Exercise directions:
The required response is the number of lines in the entries that include the word "accent", with nothing added.

:: Provided information ::

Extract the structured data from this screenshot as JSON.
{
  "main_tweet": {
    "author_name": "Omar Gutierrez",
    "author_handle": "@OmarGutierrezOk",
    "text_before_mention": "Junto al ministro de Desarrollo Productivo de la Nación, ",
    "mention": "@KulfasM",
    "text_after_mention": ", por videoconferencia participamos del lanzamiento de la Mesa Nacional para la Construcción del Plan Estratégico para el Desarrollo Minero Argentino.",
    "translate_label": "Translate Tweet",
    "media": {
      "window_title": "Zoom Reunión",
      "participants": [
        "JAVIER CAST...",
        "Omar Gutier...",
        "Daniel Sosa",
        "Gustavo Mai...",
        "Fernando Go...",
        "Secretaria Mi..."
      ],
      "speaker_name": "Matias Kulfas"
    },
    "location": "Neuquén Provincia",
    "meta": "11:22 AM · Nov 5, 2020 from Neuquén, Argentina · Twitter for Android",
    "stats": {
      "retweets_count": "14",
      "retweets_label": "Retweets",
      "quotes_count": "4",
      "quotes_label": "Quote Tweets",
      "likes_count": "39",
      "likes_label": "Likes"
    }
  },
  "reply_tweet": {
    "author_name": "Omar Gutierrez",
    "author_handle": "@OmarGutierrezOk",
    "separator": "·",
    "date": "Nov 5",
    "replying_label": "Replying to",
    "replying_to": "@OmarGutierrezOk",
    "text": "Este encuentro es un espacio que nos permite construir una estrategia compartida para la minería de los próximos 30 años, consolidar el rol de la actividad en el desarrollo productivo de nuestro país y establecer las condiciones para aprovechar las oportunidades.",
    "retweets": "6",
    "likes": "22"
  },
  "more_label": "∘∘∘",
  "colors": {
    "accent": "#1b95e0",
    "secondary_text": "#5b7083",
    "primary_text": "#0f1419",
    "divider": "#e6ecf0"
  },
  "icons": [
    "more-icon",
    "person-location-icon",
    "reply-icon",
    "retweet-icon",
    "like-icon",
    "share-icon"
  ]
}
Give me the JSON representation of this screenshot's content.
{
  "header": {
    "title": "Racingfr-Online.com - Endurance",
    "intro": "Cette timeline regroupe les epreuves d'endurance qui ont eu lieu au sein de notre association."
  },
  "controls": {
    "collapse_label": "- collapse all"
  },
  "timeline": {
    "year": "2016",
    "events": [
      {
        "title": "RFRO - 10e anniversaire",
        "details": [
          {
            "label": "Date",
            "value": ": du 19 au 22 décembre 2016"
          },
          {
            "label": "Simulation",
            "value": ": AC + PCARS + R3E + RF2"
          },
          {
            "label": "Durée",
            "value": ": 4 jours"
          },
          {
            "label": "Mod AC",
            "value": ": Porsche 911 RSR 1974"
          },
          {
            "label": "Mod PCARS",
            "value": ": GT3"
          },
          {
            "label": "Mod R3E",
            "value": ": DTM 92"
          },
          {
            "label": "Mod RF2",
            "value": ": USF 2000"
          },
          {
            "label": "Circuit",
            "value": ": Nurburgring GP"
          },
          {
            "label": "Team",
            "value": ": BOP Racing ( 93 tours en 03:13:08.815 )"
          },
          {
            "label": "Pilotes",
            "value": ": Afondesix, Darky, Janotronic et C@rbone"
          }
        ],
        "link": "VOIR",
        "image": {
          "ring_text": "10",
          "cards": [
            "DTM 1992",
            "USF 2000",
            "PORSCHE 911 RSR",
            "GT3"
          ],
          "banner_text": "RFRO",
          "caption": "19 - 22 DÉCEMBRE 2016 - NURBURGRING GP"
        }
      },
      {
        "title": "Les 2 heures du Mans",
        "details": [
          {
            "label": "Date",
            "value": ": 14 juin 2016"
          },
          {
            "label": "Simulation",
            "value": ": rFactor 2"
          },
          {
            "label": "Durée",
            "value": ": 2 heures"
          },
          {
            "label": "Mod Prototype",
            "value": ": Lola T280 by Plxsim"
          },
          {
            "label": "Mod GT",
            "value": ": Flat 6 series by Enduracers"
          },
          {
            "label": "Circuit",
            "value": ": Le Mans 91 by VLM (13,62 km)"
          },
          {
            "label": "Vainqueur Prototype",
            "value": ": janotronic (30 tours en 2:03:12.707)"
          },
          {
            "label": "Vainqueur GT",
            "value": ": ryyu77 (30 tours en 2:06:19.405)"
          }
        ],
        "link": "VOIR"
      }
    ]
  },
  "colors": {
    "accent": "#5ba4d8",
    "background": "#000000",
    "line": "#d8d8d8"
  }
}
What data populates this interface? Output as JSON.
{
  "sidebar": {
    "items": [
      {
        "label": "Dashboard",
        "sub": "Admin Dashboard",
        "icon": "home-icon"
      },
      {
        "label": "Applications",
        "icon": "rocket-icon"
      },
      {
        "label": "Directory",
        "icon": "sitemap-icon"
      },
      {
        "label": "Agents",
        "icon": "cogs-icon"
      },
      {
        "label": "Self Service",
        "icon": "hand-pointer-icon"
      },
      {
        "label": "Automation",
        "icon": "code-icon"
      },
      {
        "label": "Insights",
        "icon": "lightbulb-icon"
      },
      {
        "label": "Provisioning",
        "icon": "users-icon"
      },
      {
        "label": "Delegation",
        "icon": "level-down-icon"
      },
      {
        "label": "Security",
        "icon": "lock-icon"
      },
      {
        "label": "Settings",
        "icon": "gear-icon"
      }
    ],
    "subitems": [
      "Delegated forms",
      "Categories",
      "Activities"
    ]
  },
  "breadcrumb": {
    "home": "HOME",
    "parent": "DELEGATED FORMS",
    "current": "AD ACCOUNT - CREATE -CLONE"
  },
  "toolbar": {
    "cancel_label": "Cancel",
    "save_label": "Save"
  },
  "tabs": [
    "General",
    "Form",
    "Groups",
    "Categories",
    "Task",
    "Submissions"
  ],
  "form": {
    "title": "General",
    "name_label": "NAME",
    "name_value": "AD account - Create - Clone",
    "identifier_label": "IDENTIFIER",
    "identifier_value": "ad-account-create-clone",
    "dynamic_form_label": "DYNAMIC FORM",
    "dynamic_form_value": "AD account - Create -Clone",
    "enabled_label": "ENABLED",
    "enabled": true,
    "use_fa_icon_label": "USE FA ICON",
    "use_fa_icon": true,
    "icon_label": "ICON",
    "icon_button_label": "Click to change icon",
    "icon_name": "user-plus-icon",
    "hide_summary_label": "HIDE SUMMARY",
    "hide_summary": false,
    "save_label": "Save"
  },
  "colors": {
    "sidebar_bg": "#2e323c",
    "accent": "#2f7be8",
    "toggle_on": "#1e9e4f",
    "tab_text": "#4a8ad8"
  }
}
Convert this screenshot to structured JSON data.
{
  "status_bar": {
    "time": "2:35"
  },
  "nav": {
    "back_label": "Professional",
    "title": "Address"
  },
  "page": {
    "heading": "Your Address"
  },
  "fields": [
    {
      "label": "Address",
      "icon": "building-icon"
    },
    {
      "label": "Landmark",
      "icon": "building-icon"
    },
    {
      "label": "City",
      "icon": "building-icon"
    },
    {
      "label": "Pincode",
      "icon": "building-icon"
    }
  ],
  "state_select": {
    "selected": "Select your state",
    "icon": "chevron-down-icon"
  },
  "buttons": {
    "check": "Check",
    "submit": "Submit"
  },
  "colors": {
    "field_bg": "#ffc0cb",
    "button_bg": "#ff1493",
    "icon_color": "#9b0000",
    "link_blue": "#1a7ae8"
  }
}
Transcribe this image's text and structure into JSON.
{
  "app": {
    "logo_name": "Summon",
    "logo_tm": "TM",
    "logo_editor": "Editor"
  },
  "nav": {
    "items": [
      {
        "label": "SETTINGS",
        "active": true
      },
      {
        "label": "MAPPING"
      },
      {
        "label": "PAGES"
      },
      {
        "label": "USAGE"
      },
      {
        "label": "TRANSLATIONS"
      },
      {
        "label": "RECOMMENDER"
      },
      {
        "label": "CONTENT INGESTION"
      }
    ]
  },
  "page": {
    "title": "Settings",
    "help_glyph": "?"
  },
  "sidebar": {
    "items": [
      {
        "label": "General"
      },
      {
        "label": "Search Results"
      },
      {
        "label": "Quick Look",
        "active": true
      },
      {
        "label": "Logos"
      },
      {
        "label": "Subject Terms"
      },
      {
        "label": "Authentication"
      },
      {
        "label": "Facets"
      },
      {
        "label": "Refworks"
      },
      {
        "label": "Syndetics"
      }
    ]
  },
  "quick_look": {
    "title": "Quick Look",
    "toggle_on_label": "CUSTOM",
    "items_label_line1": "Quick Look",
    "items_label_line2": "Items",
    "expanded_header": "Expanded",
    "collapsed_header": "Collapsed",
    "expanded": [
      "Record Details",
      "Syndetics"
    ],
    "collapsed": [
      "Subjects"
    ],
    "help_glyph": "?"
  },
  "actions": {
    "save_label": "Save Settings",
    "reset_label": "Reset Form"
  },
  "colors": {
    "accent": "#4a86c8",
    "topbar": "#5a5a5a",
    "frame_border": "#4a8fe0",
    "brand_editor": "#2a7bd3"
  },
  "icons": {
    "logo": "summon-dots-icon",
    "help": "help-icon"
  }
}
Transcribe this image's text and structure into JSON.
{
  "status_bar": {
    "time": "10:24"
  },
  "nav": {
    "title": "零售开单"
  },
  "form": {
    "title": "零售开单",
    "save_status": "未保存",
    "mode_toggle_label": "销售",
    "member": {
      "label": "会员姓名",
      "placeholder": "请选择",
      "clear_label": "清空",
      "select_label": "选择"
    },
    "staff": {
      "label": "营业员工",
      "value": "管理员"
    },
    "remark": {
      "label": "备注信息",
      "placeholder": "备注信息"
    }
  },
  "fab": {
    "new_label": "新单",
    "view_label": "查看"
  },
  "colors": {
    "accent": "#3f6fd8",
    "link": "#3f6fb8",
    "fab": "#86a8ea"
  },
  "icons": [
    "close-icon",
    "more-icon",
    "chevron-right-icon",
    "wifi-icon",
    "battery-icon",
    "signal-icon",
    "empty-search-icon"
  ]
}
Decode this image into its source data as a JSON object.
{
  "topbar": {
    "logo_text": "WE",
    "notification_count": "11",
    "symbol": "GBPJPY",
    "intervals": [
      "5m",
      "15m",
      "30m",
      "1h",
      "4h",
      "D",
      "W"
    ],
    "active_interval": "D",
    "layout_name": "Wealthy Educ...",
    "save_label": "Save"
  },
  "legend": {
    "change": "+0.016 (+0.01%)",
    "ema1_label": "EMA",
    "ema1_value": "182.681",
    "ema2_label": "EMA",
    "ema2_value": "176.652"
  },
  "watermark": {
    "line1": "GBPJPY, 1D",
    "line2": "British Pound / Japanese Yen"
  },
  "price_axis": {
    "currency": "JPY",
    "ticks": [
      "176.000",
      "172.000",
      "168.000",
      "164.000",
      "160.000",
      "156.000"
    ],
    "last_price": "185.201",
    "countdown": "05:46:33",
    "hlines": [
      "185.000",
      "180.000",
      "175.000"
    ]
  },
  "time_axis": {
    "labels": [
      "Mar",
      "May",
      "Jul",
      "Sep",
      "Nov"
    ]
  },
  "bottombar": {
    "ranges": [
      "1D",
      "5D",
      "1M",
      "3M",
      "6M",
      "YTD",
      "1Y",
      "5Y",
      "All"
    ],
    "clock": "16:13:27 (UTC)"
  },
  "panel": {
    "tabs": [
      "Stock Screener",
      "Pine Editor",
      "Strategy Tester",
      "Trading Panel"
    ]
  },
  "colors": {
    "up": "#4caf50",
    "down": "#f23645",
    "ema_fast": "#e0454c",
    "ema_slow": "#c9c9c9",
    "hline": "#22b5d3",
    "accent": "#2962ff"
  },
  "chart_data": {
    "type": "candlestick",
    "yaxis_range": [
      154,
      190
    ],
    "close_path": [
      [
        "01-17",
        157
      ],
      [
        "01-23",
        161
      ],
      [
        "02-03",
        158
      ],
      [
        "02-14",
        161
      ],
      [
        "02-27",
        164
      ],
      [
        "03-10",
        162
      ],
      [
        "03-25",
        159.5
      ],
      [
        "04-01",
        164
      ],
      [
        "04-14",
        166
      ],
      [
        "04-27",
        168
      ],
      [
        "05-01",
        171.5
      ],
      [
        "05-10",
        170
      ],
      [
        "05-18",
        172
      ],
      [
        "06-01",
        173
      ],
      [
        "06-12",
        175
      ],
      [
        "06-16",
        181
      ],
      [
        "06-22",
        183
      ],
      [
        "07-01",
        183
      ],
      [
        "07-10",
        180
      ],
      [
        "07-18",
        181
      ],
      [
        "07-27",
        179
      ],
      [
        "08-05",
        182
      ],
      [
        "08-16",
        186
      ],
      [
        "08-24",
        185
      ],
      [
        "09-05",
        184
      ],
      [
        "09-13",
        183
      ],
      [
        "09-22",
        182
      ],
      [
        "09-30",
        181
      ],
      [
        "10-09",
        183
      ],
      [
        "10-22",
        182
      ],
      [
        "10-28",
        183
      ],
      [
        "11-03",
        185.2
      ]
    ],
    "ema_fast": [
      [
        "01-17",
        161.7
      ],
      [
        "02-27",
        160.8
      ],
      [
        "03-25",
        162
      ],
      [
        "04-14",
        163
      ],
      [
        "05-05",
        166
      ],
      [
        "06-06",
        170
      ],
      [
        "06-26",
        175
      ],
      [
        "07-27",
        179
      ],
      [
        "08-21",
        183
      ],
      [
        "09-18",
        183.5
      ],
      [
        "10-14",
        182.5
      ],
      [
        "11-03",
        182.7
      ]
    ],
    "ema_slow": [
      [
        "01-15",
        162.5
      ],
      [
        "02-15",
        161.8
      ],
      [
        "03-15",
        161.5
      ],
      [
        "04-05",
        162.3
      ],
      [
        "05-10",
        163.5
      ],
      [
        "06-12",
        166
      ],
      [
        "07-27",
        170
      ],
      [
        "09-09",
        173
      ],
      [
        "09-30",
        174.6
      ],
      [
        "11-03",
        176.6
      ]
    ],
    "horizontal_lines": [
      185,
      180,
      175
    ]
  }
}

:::

Written reply:
6